Exercise aim:
What is the number of lines in the records below holding the string "price"? Reply with it and nothing else.

Task data:
• • • •
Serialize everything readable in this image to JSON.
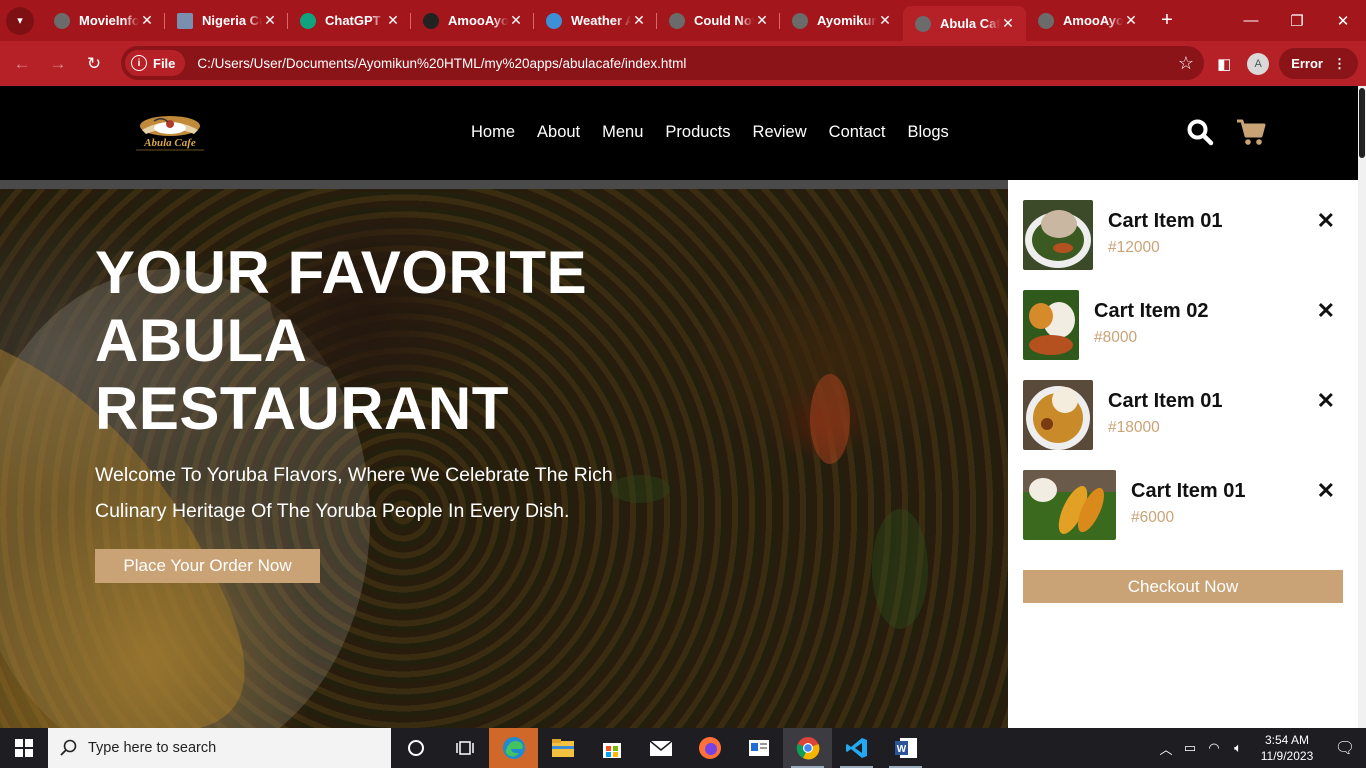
{
  "browser": {
    "tabs": [
      {
        "title": "MovieInfo"
      },
      {
        "title": "Nigeria Cuisine"
      },
      {
        "title": "ChatGPT"
      },
      {
        "title": "AmooAyomikun"
      },
      {
        "title": "Weather App"
      },
      {
        "title": "Could Not"
      },
      {
        "title": "Ayomikun"
      },
      {
        "title": "Abula Cafe",
        "active": true
      },
      {
        "title": "AmooAyomikun"
      }
    ],
    "new_tab": "+",
    "chip_label": "File",
    "url": "C:/Users/User/Documents/Ayomikun%20HTML/my%20apps/abulacafe/index.html",
    "profile_initial": "A",
    "error_label": "Error"
  },
  "site": {
    "logo_text": "Abula Cafe",
    "nav": [
      "Home",
      "About",
      "Menu",
      "Products",
      "Review",
      "Contact",
      "Blogs"
    ],
    "hero": {
      "title": "YOUR FAVORITE ABULA RESTAURANT",
      "subtitle": "Welcome To Yoruba Flavors, Where We Celebrate The Rich Culinary Heritage Of The Yoruba People In Every Dish.",
      "cta": "Place Your Order Now"
    },
    "cart": {
      "items": [
        {
          "name": "Cart Item 01",
          "price": "#12000"
        },
        {
          "name": "Cart Item 02",
          "price": "#8000"
        },
        {
          "name": "Cart Item 01",
          "price": "#18000"
        },
        {
          "name": "Cart Item 01",
          "price": "#6000"
        }
      ],
      "checkout": "Checkout Now"
    },
    "colors": {
      "accent": "#c9a376",
      "browser": "#b52127"
    }
  },
  "taskbar": {
    "search_placeholder": "Type here to search",
    "time": "3:54 AM",
    "date": "11/9/2023"
  }
}
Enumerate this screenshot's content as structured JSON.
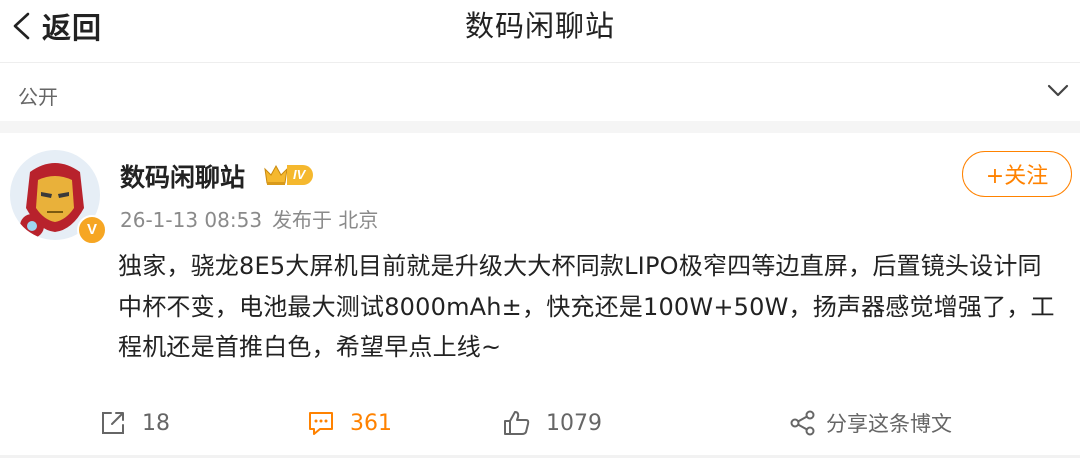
{
  "header": {
    "back_label": "返回",
    "title": "数码闲聊站"
  },
  "visibility": {
    "label": "公开"
  },
  "post": {
    "author": "数码闲聊站",
    "level": "IV",
    "verified_mark": "V",
    "time": "26-1-13 08:53",
    "source": "发布于 北京",
    "follow_label": "+关注",
    "text": "独家，骁龙8E5大屏机目前就是升级大大杯同款LIPO极窄四等边直屏，后置镜头设计同中杯不变，电池最大测试8000mAh±，快充还是100W+50W，扬声器感觉增强了，工程机还是首推白色，希望早点上线~"
  },
  "actions": {
    "repost_count": "18",
    "comment_count": "361",
    "like_count": "1079",
    "share_label": "分享这条博文"
  },
  "colors": {
    "accent": "#ff8200",
    "badge": "#f5b82e",
    "muted": "#8a8a8a"
  },
  "icons": [
    "chevron-left-icon",
    "chevron-down-icon",
    "crown-icon",
    "repost-icon",
    "comment-icon",
    "like-icon",
    "share-icon"
  ]
}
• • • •
Expected answer:
4